Weak Example

Thanks for your time. I hope to hear from you soon. Have a nice day!

Why is this a weak example?

This closing is weak for a Chief Revenue Officer cover letter for several reasons. Firstly, it's overly casual and lacks professionalism, which is crucial for an executive-level position. The phrase 'Thanks for your time' is too informal and doesn't convey the appropriate level of appreciation. Secondly, it fails to reiterate interest in the position or company, missing an opportunity to leave a lasting impression. Thirdly, it doesn't include any call to action or next steps, which a CRO candidate should be proactive about. Lastly, the closing lacks confidence and assertiveness, qualities expected in a high-level revenue leader. A strong closing should be more formal, express genuine interest, showcase confidence, and indicate readiness for next steps in the hiring process.

Cover Letter FAQs for Chief Revenue Officer


What is the ideal format and length for a Chief Revenue Officer cover letter?


A Chief Revenue Officer cover letter should be professionally formatted, single-spaced, and typically one page long. Use a standard business letter format with your contact information at the top, followed by the date and the employer's details. Keep paragraphs concise and focused, with 3-4 paragraphs in total. Use a professional font like Arial or Calibri, size 11 or 12, and include a formal salutation and closing.


What key elements should be included in a Chief Revenue Officer cover letter?


A strong Chief Revenue Officer cover letter should include: 1) An attention-grabbing opening statement, 2) Highlights of your relevant revenue growth achievements, 3) Specific examples of your leadership and strategic planning skills, 4) Your understanding of the company's market position and growth potential, 5) A clear explanation of how your expertise aligns with the company's goals, and 6) A confident closing statement with a call to action.


How can I demonstrate my revenue growth expertise in the cover letter?


To showcase your revenue growth expertise, provide specific, quantifiable examples of your achievements. For instance, mention percentage increases in revenue you've driven, successful strategies you've implemented, or major deals you've closed. Use phrases like 'I increased annual revenue by X% through...' or 'I developed a sales strategy that resulted in...' Be sure to tie these accomplishments to the potential value you can bring to the prospective employer.


Should I address my salary expectations in a Chief Revenue Officer cover letter?


It's generally not recommended to discuss salary expectations in your cover letter unless specifically requested by the employer. The cover letter should focus on your qualifications, achievements, and what you can bring to the role.

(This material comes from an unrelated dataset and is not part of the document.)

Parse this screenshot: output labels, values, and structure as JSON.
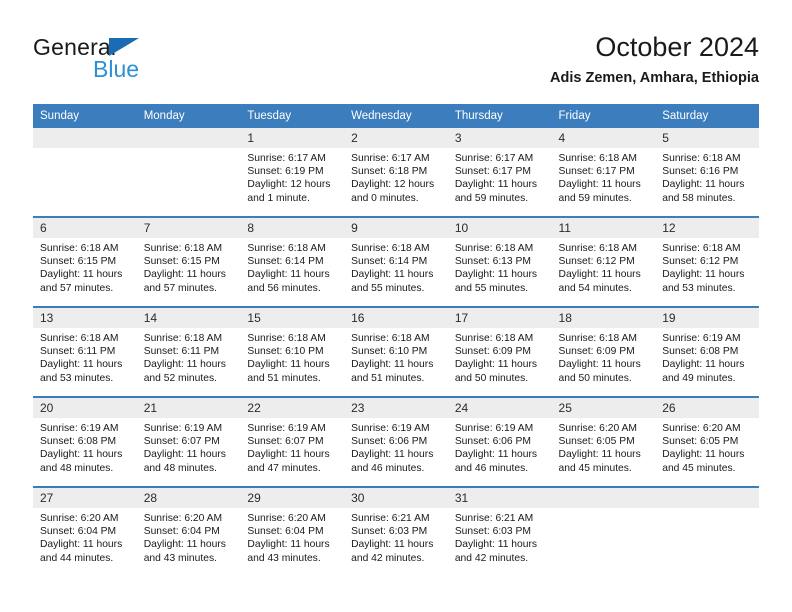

If the job posting explicitly asks for salary requirements, you can briefly mention a salary range based on industry standards and your experience, or state that you're open to discussing compensation during the interview process.


How can I make my Chief Revenue Officer cover letter stand out from other applicants?


To make your cover letter stand out, personalize it for the specific company and role. Research the company thoroughly and mention how your skills align with their business goals. Use powerful action verbs and provide concrete examples of your revenue-driving successes. Demonstrate your understanding of current market trends and how you've leveraged them in past roles. Finally, show enthusiasm for the opportunity and confidence in your ability to contribute to the company's growth.